AFTER HIGH SCHOOL, Priebatsch headed off to Princeton. But he didn’t stay long. The summer after he won the school’s business-plan contest, a tech incubator in Philadelphia called DreamIt Ventures offered him office space and guidance — and $35,000 — to come and further develop his plan. Michael Hagan, a veteran of two startups, worked at DreamIt as a strategist, helping young entrepreneurs find their way. He says that when Priebatsch first explained his vision for building a game layer on top of the world, “I thought it was so nuts — that it had such balls that you couldn’t help but get excited about it.” The two began working to grow SCVNGR, and by the end of the summer had reeled in about $80,000 in revenue.
With the business doing well, Priebatsch decided to drop out of Princeton. This did not thrill his mother. Suzanne Priebatsch was walking down Newbury Street when she got the call from her son. “My instinct was to fall upon the ground and flail,” she says, “but it was a rough sidewalk.”
When the 19-year-old Priebatsch moved the company to his hometown of Boston, Hagan, a Philadelphia native then in his late twenties, followed. He became SCVNGR’s “Chief Rockstar” (that’s COO to the rest of us), and moved into Priebatsch’s parents’ house for a few months until he found a place of his own. That was not Norman and Suzanne’s only contribution to the company: They plowed in $60,000 (still considerably cheaper than three more years of Princeton), making them two of their son’s biggest early investors.
SCVNGR’s big break came one Saturday morning in the fall of 2008, when Priebatsch received an e-mail from Peter Bell of Highland Capital. Highland, which has invested billions in companies over the years, is one of the most respected venture capital firms in the industry. Bell had read a story about SCVNGR on the website Mass High Tech and was so impressed that he did something he rarely does: cold-call an entrepreneur. It was as if a Red Sox scout had, without warning, suddenly showed up at a youth baseball game.
Soon after, Priebatsch delivered a pitch to the Highland board at the company’s Lexington headquarters. Highland eventually gave SCVNGR $750,000 in funding. In typical form, Priebatsch inserted a clause into the deal saying that the cash had to be delivered to him on a poster-size check, even bigger than the one he’d received from Princeton. This time, instead of jamming it into an ATM, he hung it up in the office.

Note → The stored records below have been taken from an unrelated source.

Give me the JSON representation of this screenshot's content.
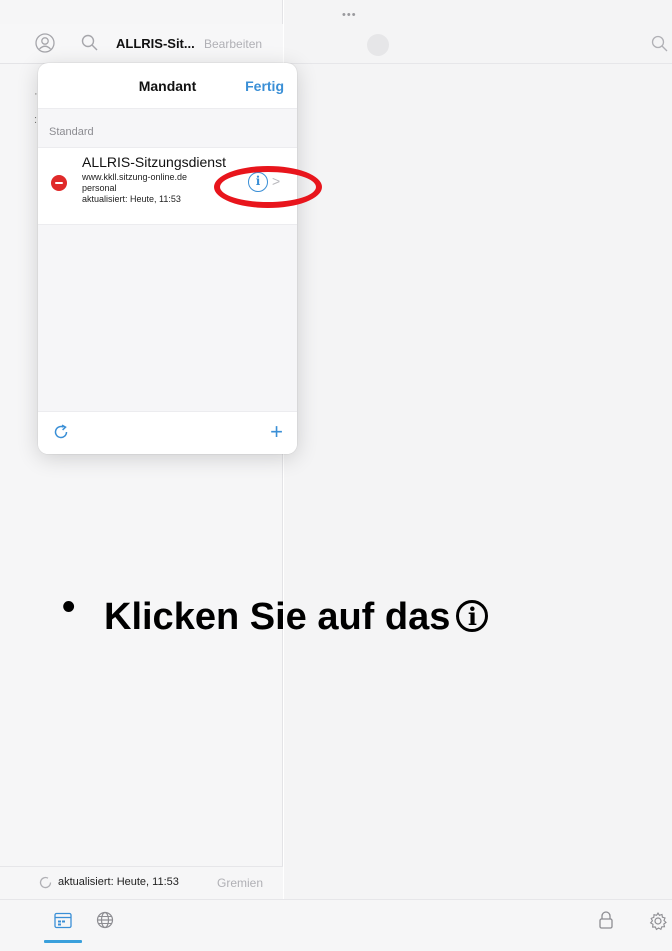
{
  "window": {
    "drag_handle": "•••"
  },
  "topbar": {
    "title": "ALLRIS-Sit...",
    "edit_label": "Bearbeiten"
  },
  "popover": {
    "title": "Mandant",
    "done_label": "Fertig",
    "section_label": "Standard",
    "entry": {
      "name": "ALLRIS-Sitzungsdienst",
      "url": "www.kkll.sitzung-online.de",
      "user": "personal",
      "updated": "aktualisiert: Heute, 11:53"
    },
    "info_glyph": "i",
    "chevron": ">",
    "add_glyph": "+"
  },
  "instruction": {
    "bullet": "•",
    "text": "Klicken Sie auf das",
    "icon_glyph": "i"
  },
  "status": {
    "updated": "aktualisiert: Heute, 11:53",
    "gremien_label": "Gremien"
  },
  "colors": {
    "accent": "#3a8fd6",
    "delete": "#e02a2a",
    "highlight": "#e8151c",
    "tab_indicator": "#3aa0dc"
  },
  "icons": [
    "profile-icon",
    "search-icon",
    "refresh-icon",
    "calendar-icon",
    "globe-icon",
    "lock-icon",
    "gear-icon"
  ]
}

By the end of its first fiscal year, SCVNGR had cleared more than $1 million in revenue. By its second year, Rich Miner — one of the men who invented Google’s Android operating system — had invested $4 million of Google’s money in SCVNGR. And by the end of its third year, 2010, the company had moved to Kendall Square — and had raised $15 million more in VC funding.
SCVNGR now employs 54 people, with plans this summer to add 60 more interns to help it scale up quickly. Each one will be armed, Hagan says, with the standard-issue Maverick REV-6 Nerf gun. That type of quirk, of course, is all part of the Priebatsch brand. It’s the same reason he always wears orange and loves talking about lugging around 19 cell phones and the cacophony that erupts whenever he gets a call. (All the phones are so he can be certain the SCVNGR app is operating properly across all platforms.) He has merged himself and SCVNGR into a single, hyperenergetic entity. “There’s an element of myth-building in Seth, in that while the things he says are true, there’s also a sophisticated sense of image-building,” says Baker, his high school English teacher.